BEGIN Records to process

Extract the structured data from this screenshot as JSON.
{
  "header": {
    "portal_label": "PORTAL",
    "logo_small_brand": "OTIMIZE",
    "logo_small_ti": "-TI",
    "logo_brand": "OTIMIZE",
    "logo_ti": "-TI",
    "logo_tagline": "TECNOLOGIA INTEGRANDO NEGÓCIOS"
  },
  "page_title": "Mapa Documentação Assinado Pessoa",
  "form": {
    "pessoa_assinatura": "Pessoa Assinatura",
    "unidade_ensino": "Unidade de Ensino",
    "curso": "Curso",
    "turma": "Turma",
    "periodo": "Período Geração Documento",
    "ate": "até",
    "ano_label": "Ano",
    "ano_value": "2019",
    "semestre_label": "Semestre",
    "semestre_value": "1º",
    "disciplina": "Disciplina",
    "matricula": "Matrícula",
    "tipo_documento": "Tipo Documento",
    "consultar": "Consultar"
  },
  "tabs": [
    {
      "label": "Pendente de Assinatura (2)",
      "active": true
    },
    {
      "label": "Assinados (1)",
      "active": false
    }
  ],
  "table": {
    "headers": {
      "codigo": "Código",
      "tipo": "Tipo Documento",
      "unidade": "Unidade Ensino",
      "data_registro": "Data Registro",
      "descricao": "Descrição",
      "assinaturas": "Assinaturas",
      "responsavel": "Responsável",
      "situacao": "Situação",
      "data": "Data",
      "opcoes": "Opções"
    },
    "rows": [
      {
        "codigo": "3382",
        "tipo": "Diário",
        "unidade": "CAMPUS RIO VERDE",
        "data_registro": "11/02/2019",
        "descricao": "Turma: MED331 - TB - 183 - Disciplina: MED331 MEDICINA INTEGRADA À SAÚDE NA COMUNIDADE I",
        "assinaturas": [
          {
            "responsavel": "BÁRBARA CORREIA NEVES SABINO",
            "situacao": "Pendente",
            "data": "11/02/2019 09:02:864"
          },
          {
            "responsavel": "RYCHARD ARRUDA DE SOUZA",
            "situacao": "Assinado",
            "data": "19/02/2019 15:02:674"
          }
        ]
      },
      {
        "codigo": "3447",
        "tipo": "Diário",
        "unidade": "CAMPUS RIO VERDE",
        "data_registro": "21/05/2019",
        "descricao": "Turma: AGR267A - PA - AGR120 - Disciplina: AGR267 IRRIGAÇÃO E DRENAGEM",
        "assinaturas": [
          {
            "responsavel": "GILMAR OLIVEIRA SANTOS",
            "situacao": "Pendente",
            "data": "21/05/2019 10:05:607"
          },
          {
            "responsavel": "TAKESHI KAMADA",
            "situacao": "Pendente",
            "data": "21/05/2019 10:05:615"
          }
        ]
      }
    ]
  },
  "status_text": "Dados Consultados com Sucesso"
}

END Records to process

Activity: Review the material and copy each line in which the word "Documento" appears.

Completed task:
    "periodo": "Período Geração Documento",
    "tipo_documento": "Tipo Documento",
      "tipo": "Tipo Documento",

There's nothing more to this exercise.